Data encapsulation, sometimes referred to as data hiding, is the mechanism whereby the implementation details of a class are kept hidden from the user. The user can only perform a restricted set of operations on the hidden members of the class by executing special functions commonly called methods. The actions performed by the methods are determined by the designer of the class, who must be careful not to make the methods either overly flexible or too restrictive. This idea of hiding the details away from the user and providing a restricted, clearly defined interface is the underlying theme behind the concept of an abstract data type.
The advantage of using data encapsulation comes when the implementation of the class changes but the interface remains the same. For example, to create a stack class which can contain integers, the designer may choose to implement it with an array, which is hidden from the user of the class. The designer then writes the push() and pop() methods which puts integers into the array and removes them from the array respectively. These methods are made accessible to the user. Should an attempt be made by the user to access the array directly, a compile time error will result. Now, should the designer decide to change the stack's implementation to a linked list, the array can simply be replaced with a linked list and the push() and pop() methods rewritten so that they manipulate the linked list instead of the array.
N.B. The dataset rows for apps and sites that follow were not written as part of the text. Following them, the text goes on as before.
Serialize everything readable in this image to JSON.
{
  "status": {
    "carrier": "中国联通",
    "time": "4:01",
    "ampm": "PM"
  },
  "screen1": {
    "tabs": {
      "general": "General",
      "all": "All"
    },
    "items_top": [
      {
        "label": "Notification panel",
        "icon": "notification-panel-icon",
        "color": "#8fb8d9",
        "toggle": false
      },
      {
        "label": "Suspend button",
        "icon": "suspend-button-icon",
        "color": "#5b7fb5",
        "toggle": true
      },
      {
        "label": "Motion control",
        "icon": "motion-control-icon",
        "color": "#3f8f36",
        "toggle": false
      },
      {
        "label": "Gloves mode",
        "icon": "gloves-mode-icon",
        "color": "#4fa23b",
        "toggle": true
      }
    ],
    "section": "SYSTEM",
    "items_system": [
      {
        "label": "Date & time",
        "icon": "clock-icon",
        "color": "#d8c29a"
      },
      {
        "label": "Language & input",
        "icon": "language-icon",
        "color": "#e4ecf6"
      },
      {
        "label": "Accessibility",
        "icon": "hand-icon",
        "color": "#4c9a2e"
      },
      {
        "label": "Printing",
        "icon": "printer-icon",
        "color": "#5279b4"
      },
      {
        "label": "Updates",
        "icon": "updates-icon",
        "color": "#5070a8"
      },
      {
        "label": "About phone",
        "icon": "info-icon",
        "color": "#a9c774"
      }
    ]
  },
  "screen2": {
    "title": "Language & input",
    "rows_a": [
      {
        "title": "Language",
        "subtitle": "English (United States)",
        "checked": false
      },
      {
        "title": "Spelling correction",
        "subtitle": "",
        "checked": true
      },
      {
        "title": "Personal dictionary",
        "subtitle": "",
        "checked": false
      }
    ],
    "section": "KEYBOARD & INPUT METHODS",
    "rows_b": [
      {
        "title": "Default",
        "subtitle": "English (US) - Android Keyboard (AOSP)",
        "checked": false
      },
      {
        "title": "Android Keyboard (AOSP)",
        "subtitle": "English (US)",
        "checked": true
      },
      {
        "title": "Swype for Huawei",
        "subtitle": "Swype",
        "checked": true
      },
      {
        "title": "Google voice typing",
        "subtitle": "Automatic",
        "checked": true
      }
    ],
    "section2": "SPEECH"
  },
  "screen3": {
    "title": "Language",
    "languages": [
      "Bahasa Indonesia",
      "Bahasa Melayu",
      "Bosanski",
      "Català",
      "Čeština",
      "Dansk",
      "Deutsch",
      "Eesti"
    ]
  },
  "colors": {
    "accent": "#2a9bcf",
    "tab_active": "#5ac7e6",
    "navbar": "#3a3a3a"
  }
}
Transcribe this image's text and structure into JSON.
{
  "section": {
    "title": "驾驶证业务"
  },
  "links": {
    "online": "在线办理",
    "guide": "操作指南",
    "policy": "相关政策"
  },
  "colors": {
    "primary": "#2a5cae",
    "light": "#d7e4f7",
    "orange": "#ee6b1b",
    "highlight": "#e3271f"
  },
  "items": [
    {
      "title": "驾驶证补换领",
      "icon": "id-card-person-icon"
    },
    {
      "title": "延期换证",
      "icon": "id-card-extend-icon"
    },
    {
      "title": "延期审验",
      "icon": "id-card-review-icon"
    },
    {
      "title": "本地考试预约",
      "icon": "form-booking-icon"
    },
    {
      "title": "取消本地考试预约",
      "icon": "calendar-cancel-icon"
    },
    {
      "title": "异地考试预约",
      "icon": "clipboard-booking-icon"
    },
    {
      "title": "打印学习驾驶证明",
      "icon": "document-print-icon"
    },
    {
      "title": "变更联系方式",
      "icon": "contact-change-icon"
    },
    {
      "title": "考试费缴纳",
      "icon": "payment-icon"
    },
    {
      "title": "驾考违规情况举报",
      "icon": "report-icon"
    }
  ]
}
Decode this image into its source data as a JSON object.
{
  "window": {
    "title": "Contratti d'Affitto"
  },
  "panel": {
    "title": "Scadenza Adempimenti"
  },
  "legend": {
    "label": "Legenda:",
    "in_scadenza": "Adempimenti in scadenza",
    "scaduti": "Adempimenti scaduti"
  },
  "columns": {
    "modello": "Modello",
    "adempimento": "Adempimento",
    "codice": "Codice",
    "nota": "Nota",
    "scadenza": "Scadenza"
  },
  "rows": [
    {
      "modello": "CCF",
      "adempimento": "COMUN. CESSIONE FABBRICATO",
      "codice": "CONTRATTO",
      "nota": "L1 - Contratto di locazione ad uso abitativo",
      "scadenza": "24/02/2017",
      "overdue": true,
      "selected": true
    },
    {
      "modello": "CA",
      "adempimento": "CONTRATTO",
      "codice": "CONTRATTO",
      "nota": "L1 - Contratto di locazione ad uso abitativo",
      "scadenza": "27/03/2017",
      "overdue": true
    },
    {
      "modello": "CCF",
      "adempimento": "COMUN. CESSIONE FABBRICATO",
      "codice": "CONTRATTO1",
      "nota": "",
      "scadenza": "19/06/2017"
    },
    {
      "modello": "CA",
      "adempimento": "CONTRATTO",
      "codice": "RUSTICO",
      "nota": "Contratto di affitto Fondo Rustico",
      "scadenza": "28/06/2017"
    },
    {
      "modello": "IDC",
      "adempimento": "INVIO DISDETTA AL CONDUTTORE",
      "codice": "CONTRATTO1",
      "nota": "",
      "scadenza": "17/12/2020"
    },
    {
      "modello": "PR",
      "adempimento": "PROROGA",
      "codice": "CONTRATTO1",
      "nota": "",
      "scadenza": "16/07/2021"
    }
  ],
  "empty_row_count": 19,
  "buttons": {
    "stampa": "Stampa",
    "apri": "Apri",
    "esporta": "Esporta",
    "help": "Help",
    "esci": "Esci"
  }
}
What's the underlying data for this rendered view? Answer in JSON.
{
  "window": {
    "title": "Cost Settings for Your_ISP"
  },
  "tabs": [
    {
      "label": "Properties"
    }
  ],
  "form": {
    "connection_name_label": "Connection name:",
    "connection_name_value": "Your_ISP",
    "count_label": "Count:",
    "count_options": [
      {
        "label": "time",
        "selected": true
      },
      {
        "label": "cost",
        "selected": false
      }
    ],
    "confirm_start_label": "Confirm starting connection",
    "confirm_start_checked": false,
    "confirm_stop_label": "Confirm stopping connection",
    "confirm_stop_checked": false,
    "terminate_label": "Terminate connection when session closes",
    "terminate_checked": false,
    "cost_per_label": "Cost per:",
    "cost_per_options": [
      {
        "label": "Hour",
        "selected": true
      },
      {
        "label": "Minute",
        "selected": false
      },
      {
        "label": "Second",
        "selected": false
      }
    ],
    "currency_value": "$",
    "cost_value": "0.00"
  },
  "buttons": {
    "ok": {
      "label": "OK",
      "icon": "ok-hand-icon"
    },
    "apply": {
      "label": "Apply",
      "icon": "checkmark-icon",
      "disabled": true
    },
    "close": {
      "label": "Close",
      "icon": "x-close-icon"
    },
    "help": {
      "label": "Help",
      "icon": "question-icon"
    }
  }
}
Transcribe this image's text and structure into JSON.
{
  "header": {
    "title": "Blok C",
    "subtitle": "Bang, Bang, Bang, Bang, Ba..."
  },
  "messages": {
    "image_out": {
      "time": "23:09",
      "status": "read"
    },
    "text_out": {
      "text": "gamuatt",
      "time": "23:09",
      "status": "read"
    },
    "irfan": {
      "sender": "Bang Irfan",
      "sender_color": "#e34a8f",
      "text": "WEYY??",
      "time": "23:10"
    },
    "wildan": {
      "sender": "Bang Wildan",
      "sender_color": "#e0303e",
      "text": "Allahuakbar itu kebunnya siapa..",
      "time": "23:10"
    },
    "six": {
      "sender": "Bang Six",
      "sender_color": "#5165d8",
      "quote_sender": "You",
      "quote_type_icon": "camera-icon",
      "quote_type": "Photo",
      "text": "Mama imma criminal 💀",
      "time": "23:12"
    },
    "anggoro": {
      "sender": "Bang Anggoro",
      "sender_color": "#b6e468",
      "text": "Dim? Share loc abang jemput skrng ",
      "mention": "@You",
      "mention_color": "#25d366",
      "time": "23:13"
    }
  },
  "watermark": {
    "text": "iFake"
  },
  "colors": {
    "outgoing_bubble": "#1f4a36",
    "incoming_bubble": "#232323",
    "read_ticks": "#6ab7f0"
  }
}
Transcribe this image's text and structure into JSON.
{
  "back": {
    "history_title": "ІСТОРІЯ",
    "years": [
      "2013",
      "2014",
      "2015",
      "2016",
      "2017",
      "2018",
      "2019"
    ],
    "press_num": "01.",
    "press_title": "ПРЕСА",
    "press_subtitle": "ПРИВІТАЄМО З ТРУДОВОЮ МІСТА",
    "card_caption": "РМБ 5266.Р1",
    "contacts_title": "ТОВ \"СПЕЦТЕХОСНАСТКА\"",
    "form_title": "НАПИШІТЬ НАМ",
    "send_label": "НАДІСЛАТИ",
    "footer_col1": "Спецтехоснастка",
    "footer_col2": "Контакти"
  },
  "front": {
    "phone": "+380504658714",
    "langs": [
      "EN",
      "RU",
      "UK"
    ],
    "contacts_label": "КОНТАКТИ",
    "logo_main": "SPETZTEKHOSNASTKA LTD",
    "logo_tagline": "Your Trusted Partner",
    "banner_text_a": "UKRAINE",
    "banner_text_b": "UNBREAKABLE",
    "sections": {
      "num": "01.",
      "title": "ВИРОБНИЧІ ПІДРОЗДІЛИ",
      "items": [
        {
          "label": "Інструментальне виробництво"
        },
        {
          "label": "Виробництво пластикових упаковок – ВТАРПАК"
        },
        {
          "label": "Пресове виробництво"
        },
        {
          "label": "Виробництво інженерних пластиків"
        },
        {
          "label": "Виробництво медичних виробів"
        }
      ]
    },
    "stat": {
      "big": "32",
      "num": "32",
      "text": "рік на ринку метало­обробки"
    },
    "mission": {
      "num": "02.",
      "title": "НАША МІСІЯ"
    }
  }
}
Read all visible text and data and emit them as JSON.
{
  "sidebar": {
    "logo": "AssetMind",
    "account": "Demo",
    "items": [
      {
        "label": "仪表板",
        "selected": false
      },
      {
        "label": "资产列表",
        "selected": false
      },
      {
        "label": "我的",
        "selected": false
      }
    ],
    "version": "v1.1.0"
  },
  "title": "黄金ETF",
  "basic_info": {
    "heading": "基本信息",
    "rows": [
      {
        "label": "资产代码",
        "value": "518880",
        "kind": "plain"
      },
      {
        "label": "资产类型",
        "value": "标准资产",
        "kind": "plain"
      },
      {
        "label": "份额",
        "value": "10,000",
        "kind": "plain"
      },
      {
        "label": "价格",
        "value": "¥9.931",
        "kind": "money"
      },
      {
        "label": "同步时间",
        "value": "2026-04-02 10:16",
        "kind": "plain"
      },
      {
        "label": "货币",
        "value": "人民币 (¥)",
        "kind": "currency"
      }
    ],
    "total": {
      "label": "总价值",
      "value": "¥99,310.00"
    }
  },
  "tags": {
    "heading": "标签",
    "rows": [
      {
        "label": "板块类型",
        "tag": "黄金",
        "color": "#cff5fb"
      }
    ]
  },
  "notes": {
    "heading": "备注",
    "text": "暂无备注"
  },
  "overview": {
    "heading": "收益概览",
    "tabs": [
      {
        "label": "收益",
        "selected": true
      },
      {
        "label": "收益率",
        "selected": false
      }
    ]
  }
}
The code which the user has written to manipulate the stack is still valid because it was not given direct access to the array to begin with.
The concept of data encapsulation is supported in C++ through the use of the public, protected and private keywords which are placed in the declaration of the class. Anything in the class placed after the public keyword is accessible to all the users of the class; elements placed after the protected keyword are accessible only to the methods of the class or classes derived from that class; elements placed after the private keyword are accessible only to the methods of the class.
As a convention, calling a method of an object instantiated from a class is commonly referred to as sending a message to that object.